“[I]n light of the complexity of this case and the urgency of its adjudication, we wish to note the exemplary manner in which the able District Judge has discharged his duties,” the appellate court stated. “There is no question but that all concerned, not least this Court, are well served by the careful and comprehensive analysis which is evident repeatedly throughout the many memoranda and orders of the District Court, many of which were produced with rapidity in the context of the District Court’s daunting schedule in this and other important cases.”

That’s about as effusive an endorsement from a higher court as I’ve ever seen. It’s also, effectively, a total smack-down (in advance) of the plaintiffs’ recusal motion.

Also:

Kaplan also denied ever having “urged” Chevron to file racketeering suit.
     The Ecuadoreans contend that Kaplan made the suggestion by asking during a hearing: “Now, do the phrases Hobbs Act, extortion, RICO, have any bearing?”
     But Kaplan said he posed the question after Chevron made its accusations known.
     “Chevron had laid out its RICO, Hobbs Act and extortion claims well before the motion to quash was argued and well before the Court even posed its question,” Kaplan wrote. “In short, the chronology is flatly inconsistent with the LAP Representatives’ contention.”

What has gone unsaid in all this is the irony (or hypocrisy) in the plaintiffs’ whining about supposed “bias” against them in U.S. courts, where the alleged bias involved no allegations of financial wrongdoing by the judge and no other conflict of interest — in other words, no real ethical conflict, but merely a glorified difference of opinion — while the plaintiffs’ lawyers have utterly belittled and denounced the importance of manifold evidence of actual ethical conflicts in the Ecuadorean courts that have been raking Chevron over the coals.

(Sorry for such a long sentence.)

When one key judge was videotaped participating in what looked to all the world like a bribery scheme in favor of the plaintiffs, “The Washington D.C.-based Amazon Defense Coalition, which supports the plaintiffs, said in a statement on Tuesday that the video showed Nunez had resisted the attempts to bribe him.” Well, not exactly. Even the judicial system of Ecuador, panned internationally as being corrupt or unreliable, was forced to remove Judge Nunez from the case. Yes, internationally.  As in:

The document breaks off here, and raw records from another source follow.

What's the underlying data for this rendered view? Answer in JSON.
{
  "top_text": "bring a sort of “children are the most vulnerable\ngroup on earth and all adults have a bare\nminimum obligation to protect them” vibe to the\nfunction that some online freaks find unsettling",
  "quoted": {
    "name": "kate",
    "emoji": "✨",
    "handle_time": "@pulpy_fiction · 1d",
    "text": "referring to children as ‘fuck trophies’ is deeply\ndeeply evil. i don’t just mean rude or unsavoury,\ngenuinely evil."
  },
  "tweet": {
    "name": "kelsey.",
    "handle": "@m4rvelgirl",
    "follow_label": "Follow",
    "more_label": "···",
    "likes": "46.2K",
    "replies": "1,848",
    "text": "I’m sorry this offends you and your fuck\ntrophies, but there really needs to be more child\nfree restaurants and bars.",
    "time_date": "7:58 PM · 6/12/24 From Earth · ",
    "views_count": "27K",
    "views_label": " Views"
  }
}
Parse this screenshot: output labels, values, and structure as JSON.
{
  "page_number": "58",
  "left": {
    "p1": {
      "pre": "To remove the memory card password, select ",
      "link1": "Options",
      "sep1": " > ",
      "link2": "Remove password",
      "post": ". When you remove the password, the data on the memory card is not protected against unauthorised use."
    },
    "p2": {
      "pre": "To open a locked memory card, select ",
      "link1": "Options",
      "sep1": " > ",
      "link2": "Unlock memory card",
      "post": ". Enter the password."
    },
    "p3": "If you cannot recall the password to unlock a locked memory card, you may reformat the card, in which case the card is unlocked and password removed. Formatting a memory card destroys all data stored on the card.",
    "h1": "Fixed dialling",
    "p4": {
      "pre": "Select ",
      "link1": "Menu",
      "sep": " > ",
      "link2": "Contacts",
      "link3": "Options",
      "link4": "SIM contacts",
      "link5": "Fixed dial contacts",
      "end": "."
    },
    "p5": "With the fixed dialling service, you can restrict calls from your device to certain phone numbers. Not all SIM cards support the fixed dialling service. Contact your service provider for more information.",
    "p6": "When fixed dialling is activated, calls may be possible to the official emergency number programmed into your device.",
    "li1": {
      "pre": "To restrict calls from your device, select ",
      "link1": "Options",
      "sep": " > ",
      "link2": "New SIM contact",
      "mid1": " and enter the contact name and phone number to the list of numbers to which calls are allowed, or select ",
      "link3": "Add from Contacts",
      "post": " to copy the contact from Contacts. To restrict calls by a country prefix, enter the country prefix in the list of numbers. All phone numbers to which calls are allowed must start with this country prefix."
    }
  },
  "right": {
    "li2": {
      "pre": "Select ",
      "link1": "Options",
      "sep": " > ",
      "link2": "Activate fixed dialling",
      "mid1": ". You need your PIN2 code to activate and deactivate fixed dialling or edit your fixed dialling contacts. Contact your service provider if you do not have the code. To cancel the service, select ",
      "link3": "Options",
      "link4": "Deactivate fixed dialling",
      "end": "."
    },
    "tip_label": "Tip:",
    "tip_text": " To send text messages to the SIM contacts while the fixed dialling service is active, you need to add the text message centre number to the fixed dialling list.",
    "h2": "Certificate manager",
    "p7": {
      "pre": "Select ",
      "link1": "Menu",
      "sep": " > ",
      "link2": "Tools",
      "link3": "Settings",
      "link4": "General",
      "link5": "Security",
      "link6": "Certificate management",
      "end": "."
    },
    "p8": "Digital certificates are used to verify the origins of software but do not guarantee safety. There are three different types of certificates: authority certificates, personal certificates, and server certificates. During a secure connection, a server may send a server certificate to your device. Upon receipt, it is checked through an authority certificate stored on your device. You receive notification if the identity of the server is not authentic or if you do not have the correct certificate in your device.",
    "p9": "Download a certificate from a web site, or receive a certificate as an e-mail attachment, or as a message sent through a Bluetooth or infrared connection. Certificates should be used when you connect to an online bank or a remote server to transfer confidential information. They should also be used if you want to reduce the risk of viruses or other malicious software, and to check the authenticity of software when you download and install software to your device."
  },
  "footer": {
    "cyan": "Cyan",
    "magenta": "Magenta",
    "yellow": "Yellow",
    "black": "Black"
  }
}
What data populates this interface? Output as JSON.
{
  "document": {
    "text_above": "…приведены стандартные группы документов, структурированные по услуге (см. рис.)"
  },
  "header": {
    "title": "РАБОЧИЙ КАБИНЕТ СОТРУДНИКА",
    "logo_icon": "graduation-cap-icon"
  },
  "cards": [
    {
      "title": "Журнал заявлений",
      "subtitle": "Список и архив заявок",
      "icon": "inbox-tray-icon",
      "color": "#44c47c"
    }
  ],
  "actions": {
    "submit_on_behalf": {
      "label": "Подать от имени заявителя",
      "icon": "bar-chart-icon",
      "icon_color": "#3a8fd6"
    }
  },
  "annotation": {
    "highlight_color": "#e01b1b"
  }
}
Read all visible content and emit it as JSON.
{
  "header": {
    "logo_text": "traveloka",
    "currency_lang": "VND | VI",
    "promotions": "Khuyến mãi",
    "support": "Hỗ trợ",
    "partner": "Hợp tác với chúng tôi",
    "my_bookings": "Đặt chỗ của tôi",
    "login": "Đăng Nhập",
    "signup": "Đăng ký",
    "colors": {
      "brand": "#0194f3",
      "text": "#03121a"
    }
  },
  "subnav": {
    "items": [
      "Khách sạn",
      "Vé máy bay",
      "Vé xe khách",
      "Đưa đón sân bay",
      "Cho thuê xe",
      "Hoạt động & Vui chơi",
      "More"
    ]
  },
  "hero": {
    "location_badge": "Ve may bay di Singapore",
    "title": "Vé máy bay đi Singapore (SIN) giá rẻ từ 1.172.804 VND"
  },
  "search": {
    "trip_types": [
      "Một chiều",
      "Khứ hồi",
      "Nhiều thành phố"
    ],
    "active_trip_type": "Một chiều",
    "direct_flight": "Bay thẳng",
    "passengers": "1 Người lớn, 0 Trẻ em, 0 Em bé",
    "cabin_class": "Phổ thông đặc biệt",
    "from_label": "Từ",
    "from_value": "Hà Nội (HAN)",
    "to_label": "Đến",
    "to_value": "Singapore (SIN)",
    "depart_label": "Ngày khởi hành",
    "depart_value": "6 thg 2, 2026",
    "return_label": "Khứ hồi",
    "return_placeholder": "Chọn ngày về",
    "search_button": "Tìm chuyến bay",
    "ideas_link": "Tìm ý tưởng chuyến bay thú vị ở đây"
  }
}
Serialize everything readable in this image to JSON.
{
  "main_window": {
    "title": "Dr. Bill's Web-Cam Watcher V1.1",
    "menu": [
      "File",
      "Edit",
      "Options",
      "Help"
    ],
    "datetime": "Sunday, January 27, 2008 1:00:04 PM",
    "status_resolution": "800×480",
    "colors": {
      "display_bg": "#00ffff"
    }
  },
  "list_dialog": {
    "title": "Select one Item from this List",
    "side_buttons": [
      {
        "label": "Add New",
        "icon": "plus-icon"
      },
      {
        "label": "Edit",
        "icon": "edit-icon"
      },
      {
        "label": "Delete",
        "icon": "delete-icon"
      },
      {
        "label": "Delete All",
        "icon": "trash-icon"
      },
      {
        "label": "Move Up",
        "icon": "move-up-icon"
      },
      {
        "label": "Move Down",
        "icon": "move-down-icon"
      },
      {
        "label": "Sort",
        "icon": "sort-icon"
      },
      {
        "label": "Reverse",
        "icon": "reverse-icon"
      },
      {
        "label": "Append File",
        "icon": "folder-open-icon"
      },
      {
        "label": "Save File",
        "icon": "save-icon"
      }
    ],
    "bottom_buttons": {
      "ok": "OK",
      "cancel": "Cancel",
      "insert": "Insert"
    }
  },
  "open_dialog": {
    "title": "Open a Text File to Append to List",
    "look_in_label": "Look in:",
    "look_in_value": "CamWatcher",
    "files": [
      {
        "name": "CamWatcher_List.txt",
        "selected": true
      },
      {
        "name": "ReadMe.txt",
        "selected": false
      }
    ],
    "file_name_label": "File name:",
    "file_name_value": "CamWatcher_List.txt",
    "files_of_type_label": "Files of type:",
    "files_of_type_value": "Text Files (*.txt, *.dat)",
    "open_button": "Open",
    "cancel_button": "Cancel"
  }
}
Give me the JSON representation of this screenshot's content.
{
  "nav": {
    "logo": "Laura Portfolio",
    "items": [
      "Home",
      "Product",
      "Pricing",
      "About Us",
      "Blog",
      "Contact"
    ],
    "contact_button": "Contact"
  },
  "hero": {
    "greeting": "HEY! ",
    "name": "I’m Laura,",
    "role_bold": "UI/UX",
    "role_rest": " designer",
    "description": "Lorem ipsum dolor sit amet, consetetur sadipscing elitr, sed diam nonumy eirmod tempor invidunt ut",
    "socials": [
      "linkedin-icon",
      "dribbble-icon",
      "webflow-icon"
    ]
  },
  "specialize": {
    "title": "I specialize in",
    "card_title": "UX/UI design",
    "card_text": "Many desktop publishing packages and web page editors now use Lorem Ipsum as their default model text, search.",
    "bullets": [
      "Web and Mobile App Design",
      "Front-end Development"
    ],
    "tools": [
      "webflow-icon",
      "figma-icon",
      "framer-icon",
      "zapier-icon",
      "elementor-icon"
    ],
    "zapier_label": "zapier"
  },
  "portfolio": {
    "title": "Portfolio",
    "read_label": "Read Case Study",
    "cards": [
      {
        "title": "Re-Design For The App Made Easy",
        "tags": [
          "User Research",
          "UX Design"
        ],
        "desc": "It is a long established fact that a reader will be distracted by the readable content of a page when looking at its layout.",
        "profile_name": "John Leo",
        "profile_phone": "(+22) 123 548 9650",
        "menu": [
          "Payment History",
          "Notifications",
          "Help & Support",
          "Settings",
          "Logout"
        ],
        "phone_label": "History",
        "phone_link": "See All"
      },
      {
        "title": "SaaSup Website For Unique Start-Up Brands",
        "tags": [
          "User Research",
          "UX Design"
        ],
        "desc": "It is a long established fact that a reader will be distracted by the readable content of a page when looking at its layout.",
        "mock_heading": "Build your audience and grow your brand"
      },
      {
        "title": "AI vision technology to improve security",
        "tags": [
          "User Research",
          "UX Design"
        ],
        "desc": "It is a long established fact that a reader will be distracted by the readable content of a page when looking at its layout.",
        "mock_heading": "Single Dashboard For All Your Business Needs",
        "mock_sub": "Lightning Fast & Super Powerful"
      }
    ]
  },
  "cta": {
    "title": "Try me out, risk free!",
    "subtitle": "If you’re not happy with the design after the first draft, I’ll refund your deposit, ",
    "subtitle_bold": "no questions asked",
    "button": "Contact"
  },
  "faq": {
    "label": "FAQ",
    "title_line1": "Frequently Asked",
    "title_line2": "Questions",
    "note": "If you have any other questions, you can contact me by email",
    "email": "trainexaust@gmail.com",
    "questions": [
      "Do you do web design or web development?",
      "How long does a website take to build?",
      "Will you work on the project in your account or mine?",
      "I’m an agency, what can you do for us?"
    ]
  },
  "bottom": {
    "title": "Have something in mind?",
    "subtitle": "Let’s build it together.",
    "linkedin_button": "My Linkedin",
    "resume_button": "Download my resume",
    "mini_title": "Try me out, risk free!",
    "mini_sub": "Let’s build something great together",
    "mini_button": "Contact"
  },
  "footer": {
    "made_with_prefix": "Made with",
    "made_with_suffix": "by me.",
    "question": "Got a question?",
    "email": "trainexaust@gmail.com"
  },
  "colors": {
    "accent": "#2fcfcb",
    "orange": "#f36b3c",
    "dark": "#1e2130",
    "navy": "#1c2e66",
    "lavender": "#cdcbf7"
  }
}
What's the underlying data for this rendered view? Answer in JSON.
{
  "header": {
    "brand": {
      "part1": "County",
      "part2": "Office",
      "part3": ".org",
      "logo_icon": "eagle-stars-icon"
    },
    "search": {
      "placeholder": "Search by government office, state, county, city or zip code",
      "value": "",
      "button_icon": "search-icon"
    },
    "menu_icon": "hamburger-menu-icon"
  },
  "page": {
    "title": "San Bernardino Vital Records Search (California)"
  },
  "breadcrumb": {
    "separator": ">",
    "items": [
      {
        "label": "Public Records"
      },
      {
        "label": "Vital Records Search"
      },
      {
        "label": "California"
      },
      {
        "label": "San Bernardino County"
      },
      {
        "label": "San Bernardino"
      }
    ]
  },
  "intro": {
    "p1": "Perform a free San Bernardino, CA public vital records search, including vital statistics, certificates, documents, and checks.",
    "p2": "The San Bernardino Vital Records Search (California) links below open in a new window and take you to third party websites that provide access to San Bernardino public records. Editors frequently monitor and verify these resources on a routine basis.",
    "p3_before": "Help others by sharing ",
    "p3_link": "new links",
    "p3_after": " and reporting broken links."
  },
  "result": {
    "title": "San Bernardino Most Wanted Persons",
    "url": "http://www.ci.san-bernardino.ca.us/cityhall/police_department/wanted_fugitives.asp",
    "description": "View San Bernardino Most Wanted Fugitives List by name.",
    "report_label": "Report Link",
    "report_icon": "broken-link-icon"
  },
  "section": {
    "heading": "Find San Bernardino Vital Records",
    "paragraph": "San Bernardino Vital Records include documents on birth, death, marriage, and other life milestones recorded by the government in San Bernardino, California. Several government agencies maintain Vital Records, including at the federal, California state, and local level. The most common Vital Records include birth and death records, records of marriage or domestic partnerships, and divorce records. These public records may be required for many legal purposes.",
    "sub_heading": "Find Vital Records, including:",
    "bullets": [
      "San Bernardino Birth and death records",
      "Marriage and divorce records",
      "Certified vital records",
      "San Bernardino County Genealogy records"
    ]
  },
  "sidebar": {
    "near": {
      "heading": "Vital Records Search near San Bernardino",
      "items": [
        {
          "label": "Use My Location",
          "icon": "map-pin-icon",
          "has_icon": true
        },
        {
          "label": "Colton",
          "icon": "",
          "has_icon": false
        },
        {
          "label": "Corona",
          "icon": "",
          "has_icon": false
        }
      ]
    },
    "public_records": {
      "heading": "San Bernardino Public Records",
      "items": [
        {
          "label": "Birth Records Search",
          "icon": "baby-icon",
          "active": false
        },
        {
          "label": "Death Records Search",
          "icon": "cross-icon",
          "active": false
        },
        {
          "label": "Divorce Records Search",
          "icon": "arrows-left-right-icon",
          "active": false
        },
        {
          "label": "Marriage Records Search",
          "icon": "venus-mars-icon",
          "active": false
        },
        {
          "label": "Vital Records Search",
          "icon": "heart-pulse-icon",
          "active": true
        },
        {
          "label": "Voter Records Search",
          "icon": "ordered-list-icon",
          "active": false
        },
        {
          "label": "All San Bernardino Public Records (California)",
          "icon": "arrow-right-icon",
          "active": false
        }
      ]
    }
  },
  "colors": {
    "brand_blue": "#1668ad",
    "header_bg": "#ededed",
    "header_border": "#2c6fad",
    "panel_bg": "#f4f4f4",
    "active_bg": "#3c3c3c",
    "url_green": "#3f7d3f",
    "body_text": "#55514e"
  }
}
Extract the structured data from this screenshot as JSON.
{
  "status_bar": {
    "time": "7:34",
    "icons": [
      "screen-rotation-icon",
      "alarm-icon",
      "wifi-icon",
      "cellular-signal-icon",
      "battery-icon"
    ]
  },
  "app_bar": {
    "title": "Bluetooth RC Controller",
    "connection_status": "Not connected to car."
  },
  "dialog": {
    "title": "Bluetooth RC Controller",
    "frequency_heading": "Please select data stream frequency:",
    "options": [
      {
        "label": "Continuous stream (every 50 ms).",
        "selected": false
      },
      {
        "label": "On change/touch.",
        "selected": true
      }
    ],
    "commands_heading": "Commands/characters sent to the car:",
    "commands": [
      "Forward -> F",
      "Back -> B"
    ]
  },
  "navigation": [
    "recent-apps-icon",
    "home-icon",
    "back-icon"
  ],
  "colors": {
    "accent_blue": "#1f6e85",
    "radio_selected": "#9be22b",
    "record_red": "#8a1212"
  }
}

On Feb. 2, a German newspaper featured a lengthy report headlined “Ecuador emerges as hub for international crime.” This follows actions in recent years in which the U.S. State Department, the United Nations, the International Bar Association and six major American business organizations all have denounced Ecuador’s court system as unreliable or corrupt.on Feb. 2, a German newspaper featured a lengthy report headli major American business organizations all have denounced Ecuador’s court system as unreliable or corrupt.”

So we have an American judge with no direct conflict of interest and a record praised by the courts above him being blasted by the same outfits who are perfectly happy with a corrupt Ecuadorean system that they themselves have said is all about graft. Chevron has noted:

On film, Donziger declared, “the only language that I believe, this judge is gonna understand is one of pressure, intimidation and humiliation.  And that’s what we’re doin’ today.  We’re gonna let him know what time it is . . . .  We’re going to scare the judge, I think today.”  These tactics were employed because, according to Donziger, judges in Ecuador “make decisions based on who they fear the most, not based on what laws should dictate.”  When it was suggested to Donziger that no judge would rule against them because “[h]e’ll be killed,” Donziger replied that, though the judge might not actually be killed, “he thinks he will be…  Which is just as good.”

This is not, repeat not, just a question of one company fighting off a lawsuit. This is a question of American companies being badly abused by a foreign court system, at the urging of American lawyers about whom several judges have raised the specter that they have acted fraudulently. This should be a matter where the U.S. government, through the White House and State Department, should weigh in diplomatically to protect American interests. That they have not done so should be a mark of shame for the Obama administration.